◆ What you should do
Restate every entry verbatim; drop the pictures.

◆ Task input
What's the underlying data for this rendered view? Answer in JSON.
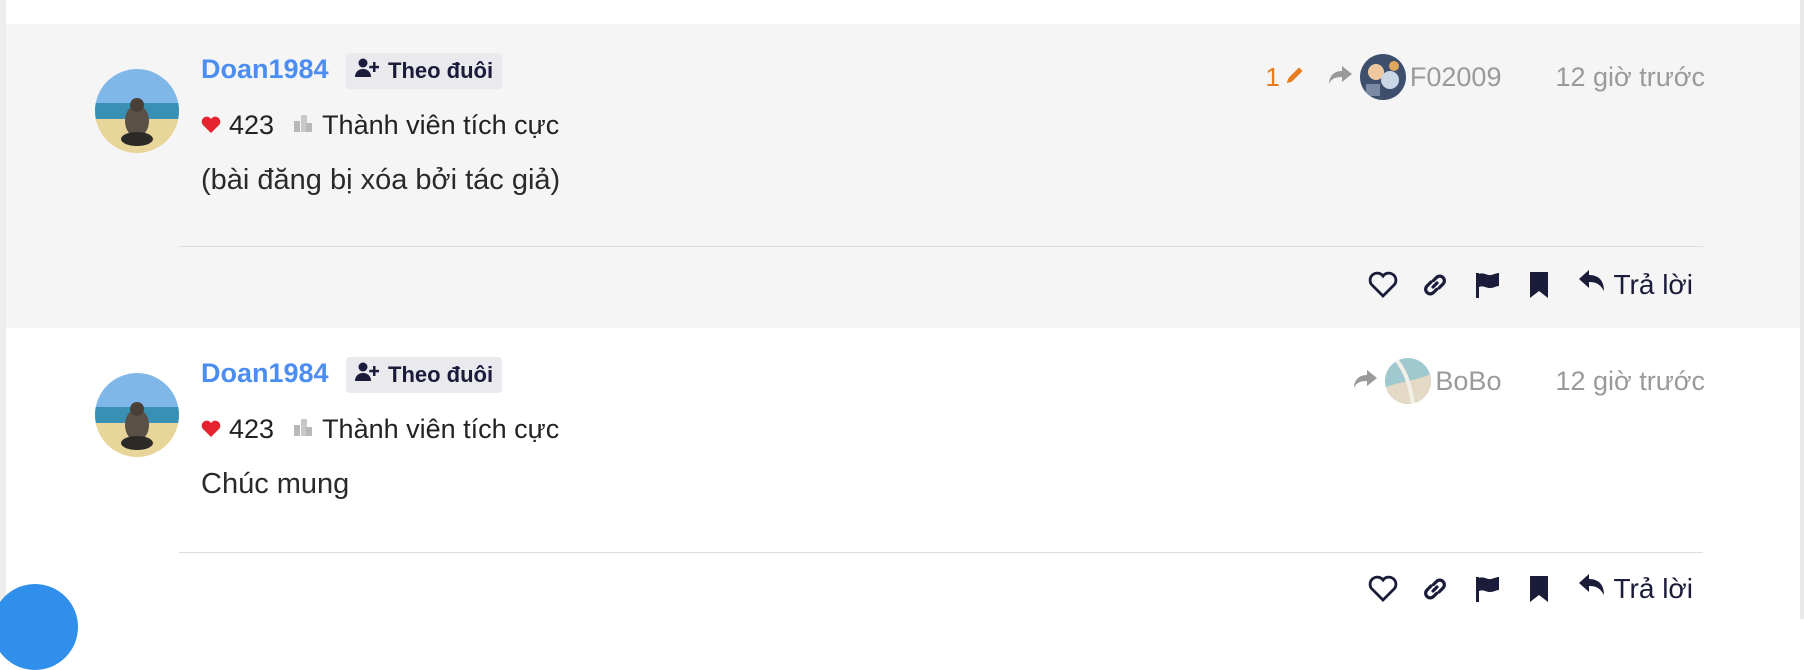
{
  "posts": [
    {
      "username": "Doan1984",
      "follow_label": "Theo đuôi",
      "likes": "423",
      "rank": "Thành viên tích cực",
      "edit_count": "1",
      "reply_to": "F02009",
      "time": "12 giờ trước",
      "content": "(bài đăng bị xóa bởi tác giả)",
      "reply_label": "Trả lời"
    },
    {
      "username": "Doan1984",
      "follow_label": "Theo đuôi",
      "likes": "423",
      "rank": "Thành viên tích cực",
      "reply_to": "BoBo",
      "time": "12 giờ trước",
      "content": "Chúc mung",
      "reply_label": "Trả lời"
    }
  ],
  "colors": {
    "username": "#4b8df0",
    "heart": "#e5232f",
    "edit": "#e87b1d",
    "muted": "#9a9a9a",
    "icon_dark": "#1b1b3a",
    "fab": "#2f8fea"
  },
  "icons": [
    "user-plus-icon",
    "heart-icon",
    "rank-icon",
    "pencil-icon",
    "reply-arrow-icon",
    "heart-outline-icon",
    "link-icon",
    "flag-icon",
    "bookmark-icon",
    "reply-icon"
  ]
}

◆ Reply to the exercise
What's the underlying data for this rendered view? Answer in JSON.
{
  "posts": [
    {
      "username": "Doan1984",
      "follow_label": "Theo đuôi",
      "likes": "423",
      "rank": "Thành viên tích cực",
      "edit_count": "1",
      "reply_to": "F02009",
      "time": "12 giờ trước",
      "content": "(bài đăng bị xóa bởi tác giả)",
      "reply_label": "Trả lời"
    },
    {
      "username": "Doan1984",
      "follow_label": "Theo đuôi",
      "likes": "423",
      "rank": "Thành viên tích cực",
      "reply_to": "BoBo",
      "time": "12 giờ trước",
      "content": "Chúc mung",
      "reply_label": "Trả lời"
    }
  ],
  "colors": {
    "username": "#4b8df0",
    "heart": "#e5232f",
    "edit": "#e87b1d",
    "muted": "#9a9a9a",
    "icon_dark": "#1b1b3a",
    "fab": "#2f8fea"
  },
  "icons": [
    "user-plus-icon",
    "heart-icon",
    "rank-icon",
    "pencil-icon",
    "reply-arrow-icon",
    "heart-outline-icon",
    "link-icon",
    "flag-icon",
    "bookmark-icon",
    "reply-icon"
  ]
}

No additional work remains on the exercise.